→ **EXCERPTED RECORDS**
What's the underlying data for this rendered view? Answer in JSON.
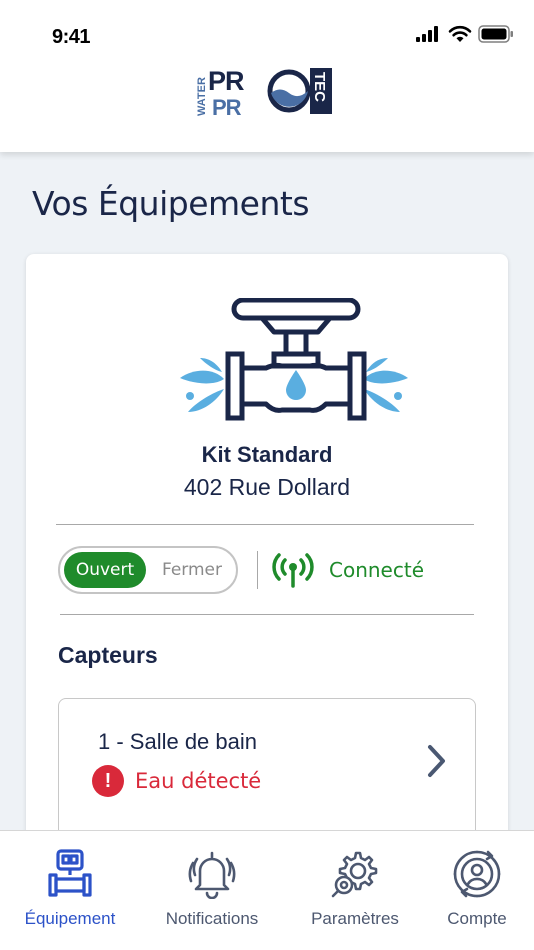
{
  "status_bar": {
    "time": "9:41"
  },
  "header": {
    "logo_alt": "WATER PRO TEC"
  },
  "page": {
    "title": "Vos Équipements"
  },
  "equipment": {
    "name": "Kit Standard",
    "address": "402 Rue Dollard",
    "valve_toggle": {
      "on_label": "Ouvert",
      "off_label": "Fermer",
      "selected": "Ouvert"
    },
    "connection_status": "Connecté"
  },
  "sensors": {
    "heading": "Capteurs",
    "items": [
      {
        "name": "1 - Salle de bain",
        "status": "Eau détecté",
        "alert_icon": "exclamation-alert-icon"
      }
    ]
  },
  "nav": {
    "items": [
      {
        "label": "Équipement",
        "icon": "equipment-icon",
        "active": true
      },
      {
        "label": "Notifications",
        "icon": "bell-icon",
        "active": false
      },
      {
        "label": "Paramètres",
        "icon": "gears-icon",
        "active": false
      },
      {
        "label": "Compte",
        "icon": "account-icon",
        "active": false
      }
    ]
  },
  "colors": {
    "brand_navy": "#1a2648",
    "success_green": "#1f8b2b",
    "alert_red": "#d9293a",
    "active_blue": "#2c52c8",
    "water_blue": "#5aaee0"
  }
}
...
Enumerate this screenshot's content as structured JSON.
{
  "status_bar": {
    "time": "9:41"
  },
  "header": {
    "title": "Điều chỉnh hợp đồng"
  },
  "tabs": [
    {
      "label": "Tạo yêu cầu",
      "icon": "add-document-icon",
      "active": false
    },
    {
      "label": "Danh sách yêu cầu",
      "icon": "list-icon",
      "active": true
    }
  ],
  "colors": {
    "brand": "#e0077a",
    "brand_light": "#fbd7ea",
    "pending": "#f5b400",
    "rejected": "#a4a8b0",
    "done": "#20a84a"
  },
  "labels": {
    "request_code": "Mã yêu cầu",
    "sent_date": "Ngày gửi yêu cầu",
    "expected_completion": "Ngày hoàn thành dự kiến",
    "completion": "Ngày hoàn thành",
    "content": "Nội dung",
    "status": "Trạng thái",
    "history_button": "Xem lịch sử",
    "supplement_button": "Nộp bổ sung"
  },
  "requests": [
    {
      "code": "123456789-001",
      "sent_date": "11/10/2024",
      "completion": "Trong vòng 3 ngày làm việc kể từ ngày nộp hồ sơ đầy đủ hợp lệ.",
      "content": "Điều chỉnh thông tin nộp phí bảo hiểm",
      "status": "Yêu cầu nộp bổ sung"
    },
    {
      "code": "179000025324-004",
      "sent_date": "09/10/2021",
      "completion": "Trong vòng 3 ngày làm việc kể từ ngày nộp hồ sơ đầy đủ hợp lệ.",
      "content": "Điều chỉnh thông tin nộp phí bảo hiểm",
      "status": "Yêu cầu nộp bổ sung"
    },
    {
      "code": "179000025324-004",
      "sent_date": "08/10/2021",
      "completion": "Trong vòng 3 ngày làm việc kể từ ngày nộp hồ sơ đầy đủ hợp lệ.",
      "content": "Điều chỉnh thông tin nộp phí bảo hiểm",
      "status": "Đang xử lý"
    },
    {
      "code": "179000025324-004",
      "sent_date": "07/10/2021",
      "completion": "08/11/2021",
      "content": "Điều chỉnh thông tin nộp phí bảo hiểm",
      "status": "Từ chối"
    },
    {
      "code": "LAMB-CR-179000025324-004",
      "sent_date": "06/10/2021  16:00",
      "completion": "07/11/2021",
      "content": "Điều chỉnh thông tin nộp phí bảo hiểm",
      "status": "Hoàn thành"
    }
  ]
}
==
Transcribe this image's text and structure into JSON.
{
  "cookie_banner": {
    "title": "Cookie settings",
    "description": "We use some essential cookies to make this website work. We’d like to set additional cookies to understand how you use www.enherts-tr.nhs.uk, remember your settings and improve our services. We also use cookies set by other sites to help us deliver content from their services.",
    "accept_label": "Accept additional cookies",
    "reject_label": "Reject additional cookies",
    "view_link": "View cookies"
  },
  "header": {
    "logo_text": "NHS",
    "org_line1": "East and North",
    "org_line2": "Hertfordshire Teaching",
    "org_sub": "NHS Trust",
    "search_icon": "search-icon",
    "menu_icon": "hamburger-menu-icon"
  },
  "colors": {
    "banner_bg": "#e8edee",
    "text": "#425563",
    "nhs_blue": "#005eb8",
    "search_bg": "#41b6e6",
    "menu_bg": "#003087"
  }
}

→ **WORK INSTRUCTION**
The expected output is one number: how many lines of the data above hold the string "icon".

→ **ANSWER BELOW**
9